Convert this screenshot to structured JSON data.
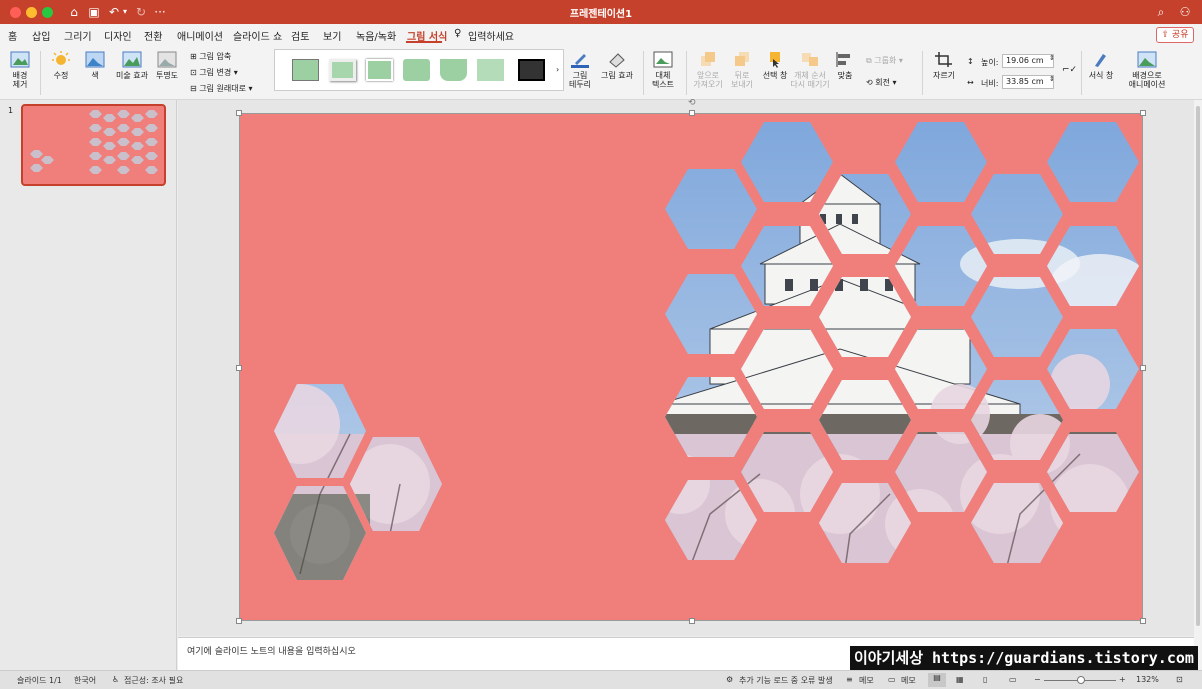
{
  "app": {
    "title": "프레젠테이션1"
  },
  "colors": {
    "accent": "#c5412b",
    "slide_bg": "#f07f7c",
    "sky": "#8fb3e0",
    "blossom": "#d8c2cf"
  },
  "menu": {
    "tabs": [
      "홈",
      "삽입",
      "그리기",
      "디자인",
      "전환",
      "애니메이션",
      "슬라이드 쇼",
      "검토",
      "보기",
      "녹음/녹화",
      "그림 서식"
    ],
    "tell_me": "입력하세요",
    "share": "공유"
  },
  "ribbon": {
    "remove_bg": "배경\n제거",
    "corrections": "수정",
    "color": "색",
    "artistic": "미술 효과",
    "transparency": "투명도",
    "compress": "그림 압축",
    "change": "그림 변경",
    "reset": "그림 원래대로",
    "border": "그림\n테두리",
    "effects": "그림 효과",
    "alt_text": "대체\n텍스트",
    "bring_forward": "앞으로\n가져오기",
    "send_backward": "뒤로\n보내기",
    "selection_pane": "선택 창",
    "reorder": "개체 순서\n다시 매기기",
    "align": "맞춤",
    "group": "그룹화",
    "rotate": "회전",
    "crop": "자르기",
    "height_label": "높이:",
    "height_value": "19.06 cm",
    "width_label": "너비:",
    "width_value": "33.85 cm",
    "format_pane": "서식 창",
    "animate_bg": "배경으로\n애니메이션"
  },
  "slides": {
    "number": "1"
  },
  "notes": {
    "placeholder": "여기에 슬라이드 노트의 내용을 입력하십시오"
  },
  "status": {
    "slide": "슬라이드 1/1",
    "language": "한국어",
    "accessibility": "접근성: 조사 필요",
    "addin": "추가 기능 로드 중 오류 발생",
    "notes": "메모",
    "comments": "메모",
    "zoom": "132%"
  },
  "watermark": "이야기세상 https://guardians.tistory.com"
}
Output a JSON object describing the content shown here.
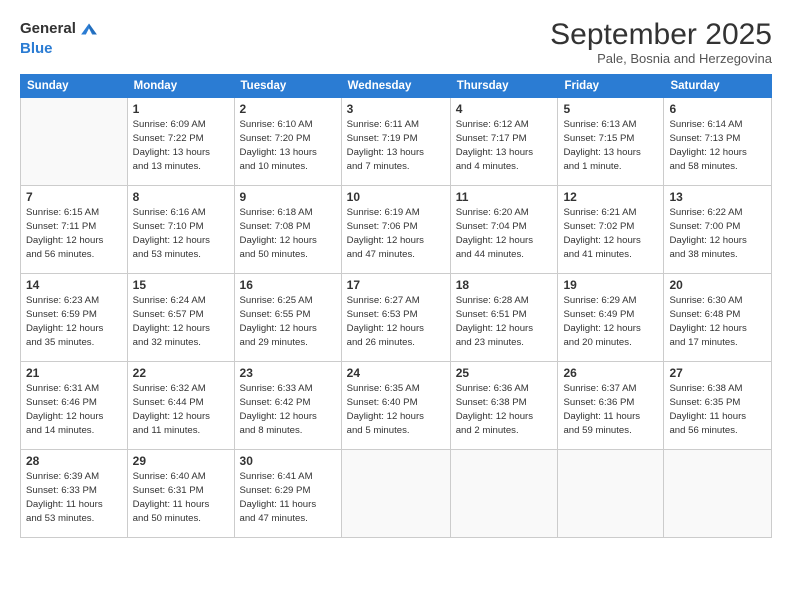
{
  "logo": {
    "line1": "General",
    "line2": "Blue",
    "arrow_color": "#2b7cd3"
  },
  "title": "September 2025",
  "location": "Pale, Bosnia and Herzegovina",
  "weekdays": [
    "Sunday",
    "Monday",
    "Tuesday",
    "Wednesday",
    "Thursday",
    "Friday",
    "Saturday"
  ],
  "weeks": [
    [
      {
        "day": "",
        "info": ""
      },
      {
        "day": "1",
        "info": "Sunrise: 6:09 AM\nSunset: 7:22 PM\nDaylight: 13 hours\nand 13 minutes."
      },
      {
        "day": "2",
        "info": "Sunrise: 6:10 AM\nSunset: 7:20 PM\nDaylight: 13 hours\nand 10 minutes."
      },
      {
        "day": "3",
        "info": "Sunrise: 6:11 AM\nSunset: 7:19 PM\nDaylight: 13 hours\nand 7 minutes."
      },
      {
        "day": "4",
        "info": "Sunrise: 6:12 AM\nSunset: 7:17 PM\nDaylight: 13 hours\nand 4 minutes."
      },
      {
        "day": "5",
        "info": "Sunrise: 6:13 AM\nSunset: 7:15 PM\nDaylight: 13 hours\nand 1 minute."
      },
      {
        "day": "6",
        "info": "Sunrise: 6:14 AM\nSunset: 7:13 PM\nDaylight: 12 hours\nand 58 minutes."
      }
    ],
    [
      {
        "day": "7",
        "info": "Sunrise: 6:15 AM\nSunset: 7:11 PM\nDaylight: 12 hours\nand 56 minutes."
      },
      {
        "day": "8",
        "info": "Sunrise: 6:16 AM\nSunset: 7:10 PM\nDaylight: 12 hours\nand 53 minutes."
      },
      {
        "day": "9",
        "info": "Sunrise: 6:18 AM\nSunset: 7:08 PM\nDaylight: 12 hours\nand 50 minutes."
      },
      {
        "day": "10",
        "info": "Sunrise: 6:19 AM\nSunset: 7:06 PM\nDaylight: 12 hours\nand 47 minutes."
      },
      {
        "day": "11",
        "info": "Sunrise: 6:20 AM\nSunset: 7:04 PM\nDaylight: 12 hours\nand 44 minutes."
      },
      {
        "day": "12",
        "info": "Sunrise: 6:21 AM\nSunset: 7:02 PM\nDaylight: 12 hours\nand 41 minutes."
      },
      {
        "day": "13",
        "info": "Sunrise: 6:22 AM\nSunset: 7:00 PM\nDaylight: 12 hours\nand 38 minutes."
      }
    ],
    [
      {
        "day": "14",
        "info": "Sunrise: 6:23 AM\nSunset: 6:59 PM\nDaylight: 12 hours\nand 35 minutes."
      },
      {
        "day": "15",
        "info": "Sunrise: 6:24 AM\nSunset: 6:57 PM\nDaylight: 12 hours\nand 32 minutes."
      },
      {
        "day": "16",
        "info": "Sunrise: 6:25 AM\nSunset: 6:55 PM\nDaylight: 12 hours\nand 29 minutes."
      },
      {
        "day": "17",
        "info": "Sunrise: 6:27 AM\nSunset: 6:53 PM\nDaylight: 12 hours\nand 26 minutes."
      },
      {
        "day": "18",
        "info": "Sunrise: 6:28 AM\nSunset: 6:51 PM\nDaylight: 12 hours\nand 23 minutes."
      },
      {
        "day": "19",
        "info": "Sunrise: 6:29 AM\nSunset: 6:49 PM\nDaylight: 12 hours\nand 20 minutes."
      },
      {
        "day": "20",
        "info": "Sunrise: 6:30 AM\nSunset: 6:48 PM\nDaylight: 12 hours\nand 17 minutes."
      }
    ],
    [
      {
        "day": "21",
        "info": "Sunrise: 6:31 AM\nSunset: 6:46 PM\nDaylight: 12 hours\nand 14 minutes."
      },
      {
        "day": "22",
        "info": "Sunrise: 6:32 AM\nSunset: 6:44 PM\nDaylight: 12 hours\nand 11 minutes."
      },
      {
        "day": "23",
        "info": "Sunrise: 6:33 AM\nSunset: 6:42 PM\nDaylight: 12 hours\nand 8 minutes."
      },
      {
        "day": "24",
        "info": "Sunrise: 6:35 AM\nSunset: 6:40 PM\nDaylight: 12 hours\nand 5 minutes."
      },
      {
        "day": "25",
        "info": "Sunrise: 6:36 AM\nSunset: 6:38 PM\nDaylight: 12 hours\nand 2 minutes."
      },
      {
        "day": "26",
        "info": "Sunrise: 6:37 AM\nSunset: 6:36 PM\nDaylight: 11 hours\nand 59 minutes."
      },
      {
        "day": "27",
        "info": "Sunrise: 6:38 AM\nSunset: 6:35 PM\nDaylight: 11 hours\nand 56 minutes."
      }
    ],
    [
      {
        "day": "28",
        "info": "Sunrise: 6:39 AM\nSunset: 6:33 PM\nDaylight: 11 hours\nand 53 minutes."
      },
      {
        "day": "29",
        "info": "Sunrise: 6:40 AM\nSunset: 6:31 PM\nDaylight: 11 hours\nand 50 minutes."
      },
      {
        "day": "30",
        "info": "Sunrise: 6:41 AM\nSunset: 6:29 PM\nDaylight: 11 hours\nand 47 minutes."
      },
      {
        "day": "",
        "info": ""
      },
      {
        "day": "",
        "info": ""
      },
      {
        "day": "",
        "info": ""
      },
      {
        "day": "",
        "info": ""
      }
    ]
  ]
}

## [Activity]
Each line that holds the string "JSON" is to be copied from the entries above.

## [Written solution]
Convert this screenshot to structured JSON data.
Output a JSON object describing the content shown here.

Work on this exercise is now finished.